Task brief: Could you return each line of the material that has "JSON" in it?

═════ Dataset excerpts ═════

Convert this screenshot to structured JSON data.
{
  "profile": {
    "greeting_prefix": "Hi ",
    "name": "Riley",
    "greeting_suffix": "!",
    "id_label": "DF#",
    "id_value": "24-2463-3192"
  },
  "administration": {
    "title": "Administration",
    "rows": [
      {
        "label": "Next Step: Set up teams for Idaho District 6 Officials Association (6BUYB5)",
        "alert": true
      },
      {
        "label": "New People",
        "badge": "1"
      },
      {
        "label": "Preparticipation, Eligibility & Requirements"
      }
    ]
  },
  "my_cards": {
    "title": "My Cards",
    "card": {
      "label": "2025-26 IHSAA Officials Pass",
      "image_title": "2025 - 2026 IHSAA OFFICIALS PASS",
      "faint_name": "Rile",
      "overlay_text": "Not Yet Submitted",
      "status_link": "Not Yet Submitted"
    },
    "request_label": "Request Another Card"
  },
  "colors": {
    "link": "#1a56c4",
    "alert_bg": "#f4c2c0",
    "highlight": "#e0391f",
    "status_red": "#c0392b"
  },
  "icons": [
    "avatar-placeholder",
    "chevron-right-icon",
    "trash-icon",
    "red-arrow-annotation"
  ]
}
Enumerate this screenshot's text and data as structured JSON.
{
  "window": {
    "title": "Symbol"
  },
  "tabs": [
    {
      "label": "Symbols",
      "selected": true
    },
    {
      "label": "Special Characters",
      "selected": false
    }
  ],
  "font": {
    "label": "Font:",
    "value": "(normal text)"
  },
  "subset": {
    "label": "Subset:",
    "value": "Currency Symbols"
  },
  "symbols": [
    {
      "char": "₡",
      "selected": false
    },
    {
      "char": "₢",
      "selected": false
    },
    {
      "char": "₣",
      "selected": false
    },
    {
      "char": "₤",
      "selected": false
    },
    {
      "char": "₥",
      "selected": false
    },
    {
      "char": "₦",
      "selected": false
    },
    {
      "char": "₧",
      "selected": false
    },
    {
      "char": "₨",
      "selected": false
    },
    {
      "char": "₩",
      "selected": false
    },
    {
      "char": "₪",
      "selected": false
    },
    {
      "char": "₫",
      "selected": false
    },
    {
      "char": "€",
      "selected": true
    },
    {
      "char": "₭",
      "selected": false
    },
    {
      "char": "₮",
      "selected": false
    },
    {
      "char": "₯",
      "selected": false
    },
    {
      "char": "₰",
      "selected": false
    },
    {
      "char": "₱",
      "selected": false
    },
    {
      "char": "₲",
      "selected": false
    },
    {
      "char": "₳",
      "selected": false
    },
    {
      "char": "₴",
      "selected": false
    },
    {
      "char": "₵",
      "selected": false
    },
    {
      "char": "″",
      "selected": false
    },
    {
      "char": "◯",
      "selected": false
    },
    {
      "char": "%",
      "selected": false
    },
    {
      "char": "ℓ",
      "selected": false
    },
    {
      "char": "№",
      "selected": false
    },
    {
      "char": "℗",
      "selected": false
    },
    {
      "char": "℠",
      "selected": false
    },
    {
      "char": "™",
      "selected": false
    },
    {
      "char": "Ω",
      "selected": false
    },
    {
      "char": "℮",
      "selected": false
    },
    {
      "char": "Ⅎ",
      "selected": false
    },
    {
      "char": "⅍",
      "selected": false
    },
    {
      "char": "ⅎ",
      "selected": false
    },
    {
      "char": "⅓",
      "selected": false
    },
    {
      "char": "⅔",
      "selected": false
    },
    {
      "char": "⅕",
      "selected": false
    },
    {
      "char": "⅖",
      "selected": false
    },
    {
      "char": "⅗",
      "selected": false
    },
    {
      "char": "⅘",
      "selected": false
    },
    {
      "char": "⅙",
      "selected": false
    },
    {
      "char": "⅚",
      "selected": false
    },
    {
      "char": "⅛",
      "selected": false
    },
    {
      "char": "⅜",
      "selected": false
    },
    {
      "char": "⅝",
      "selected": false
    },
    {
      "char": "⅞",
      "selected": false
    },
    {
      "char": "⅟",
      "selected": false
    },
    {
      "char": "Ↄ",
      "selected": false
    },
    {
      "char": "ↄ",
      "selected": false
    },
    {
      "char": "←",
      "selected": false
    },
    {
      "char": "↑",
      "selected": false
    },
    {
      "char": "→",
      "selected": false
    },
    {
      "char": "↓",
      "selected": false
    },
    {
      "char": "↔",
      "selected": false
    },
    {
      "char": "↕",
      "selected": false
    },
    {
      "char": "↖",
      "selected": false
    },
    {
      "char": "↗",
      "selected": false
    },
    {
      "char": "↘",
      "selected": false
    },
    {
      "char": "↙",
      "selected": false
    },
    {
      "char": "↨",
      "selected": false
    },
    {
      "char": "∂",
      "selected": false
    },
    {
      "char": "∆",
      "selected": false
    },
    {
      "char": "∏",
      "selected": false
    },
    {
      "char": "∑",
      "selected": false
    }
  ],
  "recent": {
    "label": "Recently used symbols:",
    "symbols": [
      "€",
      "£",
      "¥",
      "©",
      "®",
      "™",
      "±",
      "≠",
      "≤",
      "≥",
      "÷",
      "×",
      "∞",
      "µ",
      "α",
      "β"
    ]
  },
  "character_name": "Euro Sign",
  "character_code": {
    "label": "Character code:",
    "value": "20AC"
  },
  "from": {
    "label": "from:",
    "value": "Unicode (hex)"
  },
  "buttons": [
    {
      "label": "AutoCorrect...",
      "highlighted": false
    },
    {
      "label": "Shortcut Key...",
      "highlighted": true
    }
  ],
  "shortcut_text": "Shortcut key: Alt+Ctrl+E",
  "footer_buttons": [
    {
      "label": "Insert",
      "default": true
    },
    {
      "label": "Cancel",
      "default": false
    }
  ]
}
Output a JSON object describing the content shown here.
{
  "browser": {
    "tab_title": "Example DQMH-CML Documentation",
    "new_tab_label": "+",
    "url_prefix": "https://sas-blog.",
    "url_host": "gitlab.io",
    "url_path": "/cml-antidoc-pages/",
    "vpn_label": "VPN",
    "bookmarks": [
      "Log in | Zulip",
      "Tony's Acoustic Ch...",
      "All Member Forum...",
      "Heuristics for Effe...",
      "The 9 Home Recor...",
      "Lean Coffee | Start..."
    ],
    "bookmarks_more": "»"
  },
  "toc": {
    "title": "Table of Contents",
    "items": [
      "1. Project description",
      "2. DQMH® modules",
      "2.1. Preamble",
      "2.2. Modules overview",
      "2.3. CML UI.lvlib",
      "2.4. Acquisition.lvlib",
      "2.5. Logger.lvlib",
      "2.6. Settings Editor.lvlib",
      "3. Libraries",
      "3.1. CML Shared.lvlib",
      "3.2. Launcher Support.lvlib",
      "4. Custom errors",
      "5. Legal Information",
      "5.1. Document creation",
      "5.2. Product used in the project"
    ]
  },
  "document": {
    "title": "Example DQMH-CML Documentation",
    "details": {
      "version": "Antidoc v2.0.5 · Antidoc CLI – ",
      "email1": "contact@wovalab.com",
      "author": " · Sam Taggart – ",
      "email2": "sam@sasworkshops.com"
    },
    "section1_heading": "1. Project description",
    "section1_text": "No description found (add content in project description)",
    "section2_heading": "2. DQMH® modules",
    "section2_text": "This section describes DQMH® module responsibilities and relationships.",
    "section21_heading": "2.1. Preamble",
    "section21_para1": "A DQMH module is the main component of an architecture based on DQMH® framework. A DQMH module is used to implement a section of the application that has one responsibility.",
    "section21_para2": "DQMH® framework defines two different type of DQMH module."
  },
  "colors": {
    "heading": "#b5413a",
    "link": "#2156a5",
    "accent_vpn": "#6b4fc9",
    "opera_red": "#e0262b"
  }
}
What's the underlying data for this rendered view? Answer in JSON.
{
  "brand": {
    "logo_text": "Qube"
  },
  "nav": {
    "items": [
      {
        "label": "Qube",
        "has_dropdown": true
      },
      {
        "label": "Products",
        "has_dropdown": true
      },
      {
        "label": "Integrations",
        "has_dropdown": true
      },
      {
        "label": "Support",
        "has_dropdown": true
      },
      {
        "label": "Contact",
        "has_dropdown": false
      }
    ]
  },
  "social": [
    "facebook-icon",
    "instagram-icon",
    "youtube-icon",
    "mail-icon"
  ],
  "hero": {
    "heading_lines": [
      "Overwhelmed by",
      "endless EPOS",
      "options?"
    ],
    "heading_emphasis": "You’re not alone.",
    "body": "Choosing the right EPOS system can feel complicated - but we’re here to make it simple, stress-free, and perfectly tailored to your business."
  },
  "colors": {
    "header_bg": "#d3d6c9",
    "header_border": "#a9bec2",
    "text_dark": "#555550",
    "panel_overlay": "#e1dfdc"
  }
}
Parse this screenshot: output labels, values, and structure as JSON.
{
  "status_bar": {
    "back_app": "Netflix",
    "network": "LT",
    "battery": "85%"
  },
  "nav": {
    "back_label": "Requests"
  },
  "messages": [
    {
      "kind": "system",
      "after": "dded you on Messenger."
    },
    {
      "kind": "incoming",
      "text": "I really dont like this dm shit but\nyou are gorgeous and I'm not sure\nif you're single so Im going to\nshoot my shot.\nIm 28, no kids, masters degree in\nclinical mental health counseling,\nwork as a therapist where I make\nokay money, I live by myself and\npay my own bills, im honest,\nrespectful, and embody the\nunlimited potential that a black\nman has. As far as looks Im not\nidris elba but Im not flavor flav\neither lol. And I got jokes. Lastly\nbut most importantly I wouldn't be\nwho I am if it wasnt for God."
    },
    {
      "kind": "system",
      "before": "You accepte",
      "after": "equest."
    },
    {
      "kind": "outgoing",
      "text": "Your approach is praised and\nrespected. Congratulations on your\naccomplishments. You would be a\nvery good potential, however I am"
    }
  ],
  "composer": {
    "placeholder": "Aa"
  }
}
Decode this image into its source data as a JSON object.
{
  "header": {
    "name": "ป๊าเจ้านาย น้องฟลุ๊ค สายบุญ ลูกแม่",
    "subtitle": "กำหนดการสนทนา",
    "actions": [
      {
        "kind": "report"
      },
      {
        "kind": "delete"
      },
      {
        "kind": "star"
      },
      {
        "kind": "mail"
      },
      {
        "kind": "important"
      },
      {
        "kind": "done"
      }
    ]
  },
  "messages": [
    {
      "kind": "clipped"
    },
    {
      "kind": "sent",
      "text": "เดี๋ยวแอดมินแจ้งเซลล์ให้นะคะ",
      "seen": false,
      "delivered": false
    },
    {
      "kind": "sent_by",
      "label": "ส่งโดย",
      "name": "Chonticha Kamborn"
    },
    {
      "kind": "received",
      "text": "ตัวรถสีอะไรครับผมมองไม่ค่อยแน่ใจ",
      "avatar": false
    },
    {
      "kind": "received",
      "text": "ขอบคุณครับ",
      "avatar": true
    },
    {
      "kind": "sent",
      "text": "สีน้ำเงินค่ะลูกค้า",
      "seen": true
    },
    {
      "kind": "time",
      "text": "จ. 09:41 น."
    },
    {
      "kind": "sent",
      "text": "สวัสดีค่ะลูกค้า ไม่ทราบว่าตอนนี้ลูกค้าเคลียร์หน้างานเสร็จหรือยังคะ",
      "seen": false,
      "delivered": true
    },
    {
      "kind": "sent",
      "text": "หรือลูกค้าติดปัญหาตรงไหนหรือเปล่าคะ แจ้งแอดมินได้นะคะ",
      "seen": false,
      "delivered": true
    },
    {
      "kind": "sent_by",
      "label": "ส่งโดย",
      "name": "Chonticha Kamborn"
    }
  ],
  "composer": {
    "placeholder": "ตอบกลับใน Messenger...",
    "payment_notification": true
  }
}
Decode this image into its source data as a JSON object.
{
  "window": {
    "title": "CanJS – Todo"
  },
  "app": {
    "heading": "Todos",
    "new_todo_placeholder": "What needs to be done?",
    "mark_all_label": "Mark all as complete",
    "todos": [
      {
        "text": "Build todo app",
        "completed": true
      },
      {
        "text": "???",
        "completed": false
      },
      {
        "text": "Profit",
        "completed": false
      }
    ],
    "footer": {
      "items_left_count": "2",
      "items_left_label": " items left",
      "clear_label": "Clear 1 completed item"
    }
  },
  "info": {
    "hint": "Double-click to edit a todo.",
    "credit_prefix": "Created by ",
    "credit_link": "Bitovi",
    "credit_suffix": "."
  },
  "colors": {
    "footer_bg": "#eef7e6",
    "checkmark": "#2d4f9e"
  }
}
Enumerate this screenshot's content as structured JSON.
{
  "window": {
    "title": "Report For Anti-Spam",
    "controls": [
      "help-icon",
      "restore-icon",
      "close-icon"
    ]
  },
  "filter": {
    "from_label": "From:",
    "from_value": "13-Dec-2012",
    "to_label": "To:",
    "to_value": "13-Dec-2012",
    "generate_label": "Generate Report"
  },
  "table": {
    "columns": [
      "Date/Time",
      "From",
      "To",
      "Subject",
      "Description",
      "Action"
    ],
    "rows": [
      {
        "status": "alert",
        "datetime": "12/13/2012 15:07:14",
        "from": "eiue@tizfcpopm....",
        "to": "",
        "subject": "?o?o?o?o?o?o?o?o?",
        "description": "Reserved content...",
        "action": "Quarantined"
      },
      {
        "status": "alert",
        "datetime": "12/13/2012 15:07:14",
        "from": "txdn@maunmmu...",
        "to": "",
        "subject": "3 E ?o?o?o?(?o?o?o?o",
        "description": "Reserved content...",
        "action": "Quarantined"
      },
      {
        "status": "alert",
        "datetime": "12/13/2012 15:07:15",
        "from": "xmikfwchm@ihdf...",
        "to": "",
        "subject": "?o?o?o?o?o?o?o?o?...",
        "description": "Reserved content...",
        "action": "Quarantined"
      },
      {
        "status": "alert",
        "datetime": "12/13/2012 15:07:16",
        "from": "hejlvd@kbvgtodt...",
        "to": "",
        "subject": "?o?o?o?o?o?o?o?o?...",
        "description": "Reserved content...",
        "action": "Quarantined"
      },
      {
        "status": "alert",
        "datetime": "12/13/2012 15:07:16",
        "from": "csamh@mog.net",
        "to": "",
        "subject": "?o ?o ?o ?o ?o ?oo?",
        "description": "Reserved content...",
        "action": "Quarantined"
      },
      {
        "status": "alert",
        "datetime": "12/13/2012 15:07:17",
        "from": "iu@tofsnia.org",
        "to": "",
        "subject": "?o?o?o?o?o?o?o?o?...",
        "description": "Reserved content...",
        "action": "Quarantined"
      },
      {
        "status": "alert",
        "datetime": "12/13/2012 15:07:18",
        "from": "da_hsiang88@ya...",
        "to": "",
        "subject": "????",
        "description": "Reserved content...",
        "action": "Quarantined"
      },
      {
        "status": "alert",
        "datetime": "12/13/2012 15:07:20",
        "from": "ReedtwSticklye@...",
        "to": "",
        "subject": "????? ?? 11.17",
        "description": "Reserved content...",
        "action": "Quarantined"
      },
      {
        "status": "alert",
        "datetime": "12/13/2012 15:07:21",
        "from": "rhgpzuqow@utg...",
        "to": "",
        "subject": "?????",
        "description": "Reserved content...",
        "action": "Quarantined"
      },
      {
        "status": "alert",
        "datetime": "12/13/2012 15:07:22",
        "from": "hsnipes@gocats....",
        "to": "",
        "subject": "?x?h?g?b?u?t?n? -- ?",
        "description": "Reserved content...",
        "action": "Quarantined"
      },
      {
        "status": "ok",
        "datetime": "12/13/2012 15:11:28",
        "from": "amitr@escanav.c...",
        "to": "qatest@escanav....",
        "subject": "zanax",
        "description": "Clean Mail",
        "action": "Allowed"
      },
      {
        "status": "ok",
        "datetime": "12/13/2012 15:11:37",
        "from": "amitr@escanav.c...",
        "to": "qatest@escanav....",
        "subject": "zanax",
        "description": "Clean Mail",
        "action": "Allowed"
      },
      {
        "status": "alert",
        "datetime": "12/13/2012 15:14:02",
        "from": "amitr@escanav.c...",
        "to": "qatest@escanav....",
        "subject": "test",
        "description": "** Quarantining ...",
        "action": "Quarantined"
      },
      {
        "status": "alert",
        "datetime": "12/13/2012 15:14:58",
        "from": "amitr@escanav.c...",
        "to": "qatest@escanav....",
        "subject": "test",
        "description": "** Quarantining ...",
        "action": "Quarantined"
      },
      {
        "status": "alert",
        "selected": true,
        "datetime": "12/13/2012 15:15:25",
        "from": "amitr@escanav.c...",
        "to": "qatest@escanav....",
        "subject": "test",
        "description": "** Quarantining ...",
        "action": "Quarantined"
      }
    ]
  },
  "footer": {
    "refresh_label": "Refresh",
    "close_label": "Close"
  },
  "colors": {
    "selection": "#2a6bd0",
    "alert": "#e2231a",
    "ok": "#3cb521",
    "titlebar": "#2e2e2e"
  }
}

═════

Response to this exercise:
Convert this screenshot to structured JSON data.
Enumerate this screenshot's text and data as structured JSON.
Output a JSON object describing the content shown here.
What's the underlying data for this rendered view? Answer in JSON.
Parse this screenshot: output labels, values, and structure as JSON.
Decode this image into its source data as a JSON object.
Decode this image into its source data as a JSON object.
Enumerate this screenshot's content as structured JSON.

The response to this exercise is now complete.